    The other thing to check is your ferritin, vitamin D, B12 and folate. Low/deficient levels are common in hypothyroid patients and cause musculoskeletal pain, fatigue and low mood.

  • Thank you Gill007 and Clutter your input is much appreciated. I am sorry it took a while to respond.

    I haven't ever been given much in the way of blood results, I just get a copy of letters to my GP. the last one was in November which reads, TFT's performed in our clinic showed a not well suppressed TSH of 0.27mU/l and a free T4 of 26.9pmol/l.

    That's all I have. I'm afraid. Sialadenosis or sialadenitis are to do with 2 of my salivary glands, one is shrivelled and the other is hard & not performing very well. My parotid glands produce very thick glue-like saliva which is really neither use nor ornament: a not so pleasant bi-product of thyroid cancer

    I've had a long history of osteoarthritis and because of prolonged use of NSAIDS I was diagnosed with stage 3 chronic kidney disease in 2004. I should have had nerve decompression at C5-6 and C6-7 last month but this was postponed for the umpteenth time, this time due to swallow issues, and am waiting for knee replacements in both knees. I was born with a silly digestive system which includes IBS and oesophageal reflux (refluxing anything I eat or drink despite corrective surgery). Less serious issues include asthma & hypertension which are well controlled & migraine.

    As you can probably guess this latest cluster of symptoms is the last thing I need. and the so called specialists appear to be totally oblivious to the misery they cause.

    I do try to keep a smile on my face but it isn't always easy

    Meds Bendroflumethiazide 2.5mg 1 daily

    Ceterizine 10mg 1 daily

    Clonidine 100 mcgrm 6 daily

    Co-codamol 30/500 8 daily

    Gaviscon double action

    Levothyroxine 175mcg/200mcg alternate days

    Lisinopril 2.5mg 1 daily

    Mebeverine 135mg 3 daily

    Oxycontin 30mg 2 daily

    Pantoprazole 40mg 1 daily

    Pizotifen 1.5mg 1 daily

    Quinine Sulphate 1 daily

    Ranitidine 300mg 1 daily

    Sertraline 50mg 1 daily

    Simvastatin 40mg 1 daily
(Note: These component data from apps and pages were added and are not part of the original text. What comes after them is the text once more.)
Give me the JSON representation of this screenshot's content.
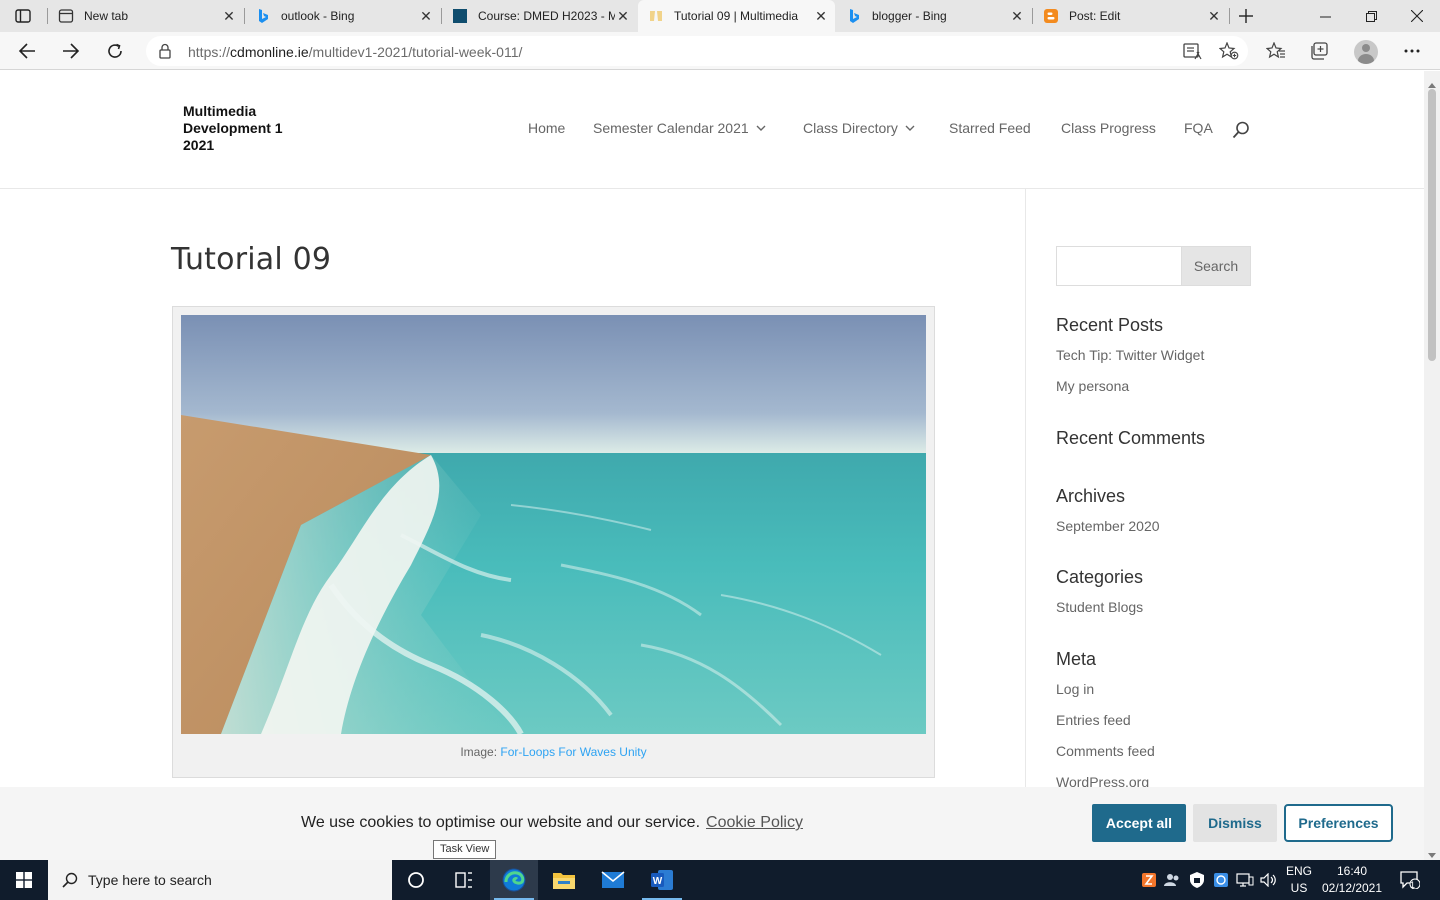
{
  "browser": {
    "tabs": [
      {
        "label": "New tab",
        "icon": "new-tab-icon"
      },
      {
        "label": "outlook - Bing",
        "icon": "bing-icon"
      },
      {
        "label": "Course: DMED H2023 - M",
        "icon": "moodle-icon"
      },
      {
        "label": "Tutorial 09 | Multimedia",
        "icon": "site-icon",
        "active": true
      },
      {
        "label": "blogger - Bing",
        "icon": "bing-icon"
      },
      {
        "label": "Post: Edit",
        "icon": "blogger-icon"
      }
    ],
    "url_prefix": "https://",
    "url_host": "cdmonline.ie",
    "url_path": "/multidev1-2021/tutorial-week-011/"
  },
  "site": {
    "logo": "Multimedia Development 1 2021",
    "nav": [
      "Home",
      "Semester Calendar 2021",
      "Class Directory",
      "Starred Feed",
      "Class Progress",
      "FQA"
    ]
  },
  "post": {
    "title": "Tutorial 09",
    "caption_prefix": "Image:",
    "caption_link": "For-Loops For Waves Unity"
  },
  "sidebar": {
    "search_button": "Search",
    "recent_posts_heading": "Recent Posts",
    "recent_posts": [
      "Tech Tip: Twitter Widget",
      "My persona"
    ],
    "recent_comments_heading": "Recent Comments",
    "archives_heading": "Archives",
    "archives": [
      "September 2020"
    ],
    "categories_heading": "Categories",
    "categories": [
      "Student Blogs"
    ],
    "meta_heading": "Meta",
    "meta": [
      "Log in",
      "Entries feed",
      "Comments feed",
      "WordPress.org"
    ]
  },
  "cookie": {
    "text": "We use cookies to optimise our website and our service.",
    "policy_link": "Cookie Policy",
    "accept": "Accept all",
    "dismiss": "Dismiss",
    "preferences": "Preferences"
  },
  "tooltip": "Task View",
  "taskbar": {
    "search_placeholder": "Type here to search",
    "lang_top": "ENG",
    "lang_bottom": "US",
    "time": "16:40",
    "date": "02/12/2021",
    "notification_count": "1"
  }
}
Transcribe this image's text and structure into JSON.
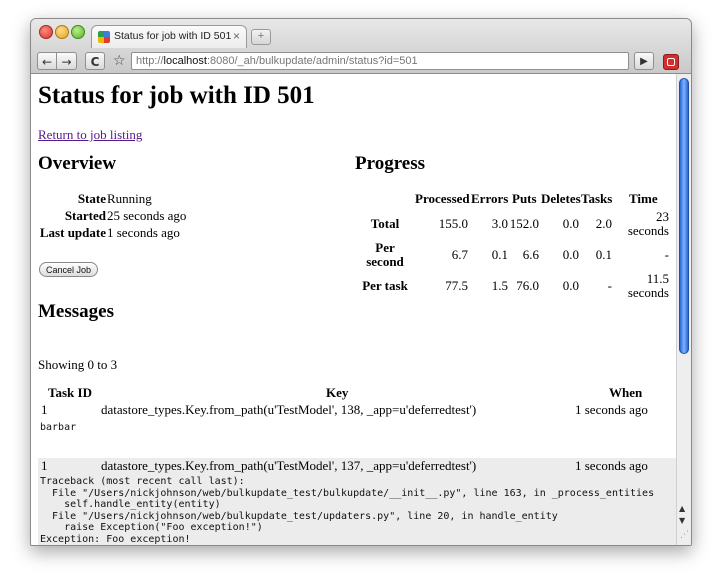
{
  "browser": {
    "tab_title": "Status for job with ID 501",
    "tab_close": "×",
    "newtab_glyph": "+",
    "back_glyph": "←",
    "forward_glyph": "→",
    "reload_glyph": "C",
    "star_glyph": "☆",
    "url_prefix": "http://",
    "url_host": "localhost",
    "url_rest": ":8080/_ah/bulkupdate/admin/status?id=501",
    "go_glyph": "▶"
  },
  "page": {
    "title": "Status for job with ID 501",
    "back_link": "Return to job listing"
  },
  "overview": {
    "heading": "Overview",
    "rows": [
      {
        "label": "State",
        "value": "Running"
      },
      {
        "label": "Started",
        "value": "25 seconds ago"
      },
      {
        "label": "Last update",
        "value": "1 seconds ago"
      }
    ],
    "cancel_label": "Cancel Job"
  },
  "progress": {
    "heading": "Progress",
    "columns": [
      "Processed",
      "Errors",
      "Puts",
      "Deletes",
      "Tasks",
      "Time"
    ],
    "rows": [
      {
        "label": [
          "Total"
        ],
        "values": [
          "155.0",
          "3.0",
          "152.0",
          "0.0",
          "2.0"
        ],
        "time": [
          "23",
          "seconds"
        ]
      },
      {
        "label": [
          "Per",
          "second"
        ],
        "values": [
          "6.7",
          "0.1",
          "6.6",
          "0.0",
          "0.1"
        ],
        "time": [
          "-"
        ]
      },
      {
        "label": [
          "Per task"
        ],
        "values": [
          "77.5",
          "1.5",
          "76.0",
          "0.0",
          "-"
        ],
        "time": [
          "11.5",
          "seconds"
        ]
      }
    ]
  },
  "messages": {
    "heading": "Messages",
    "showing": "Showing 0 to 3",
    "columns": [
      "Task ID",
      "Key",
      "When"
    ],
    "rows": [
      {
        "task_id": "1",
        "key": "datastore_types.Key.from_path(u'TestModel', 138, _app=u'deferredtest')",
        "when": "1 seconds ago",
        "detail": "barbar"
      },
      {
        "task_id": "1",
        "key": "datastore_types.Key.from_path(u'TestModel', 137, _app=u'deferredtest')",
        "when": "1 seconds ago",
        "detail": "Traceback (most recent call last):\n  File \"/Users/nickjohnson/web/bulkupdate_test/bulkupdate/__init__.py\", line 163, in _process_entities\n    self.handle_entity(entity)\n  File \"/Users/nickjohnson/web/bulkupdate_test/updaters.py\", line 20, in handle_entity\n    raise Exception(\"Foo exception!\")\nException: Foo exception!"
      }
    ]
  },
  "scrollbar": {
    "up_glyph": "▲",
    "down_glyph": "▼",
    "grip_glyph": "⋰"
  }
}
    Also salbutamol and symbicort, fluticasone nasal spray, & Biotine gel for dry mouth.

  • Culejules, I'm sure it is very difficult keeping a smile on your face with all those conditions and the medication you have to take.

    I would recommend asking your GP or thyroid specialist to check FT3 at your next thyroid bloods as the addition of T3 to reduced Levothyroxine dose can be very beneficial if FT3 is low.

    The high dose Ranitidine is likely to reduce stomach acid so you may not be absorbing nutrients from food and so it is worth asking your GP to test ferritin, vitamin D, B12 and folate as I suggested above.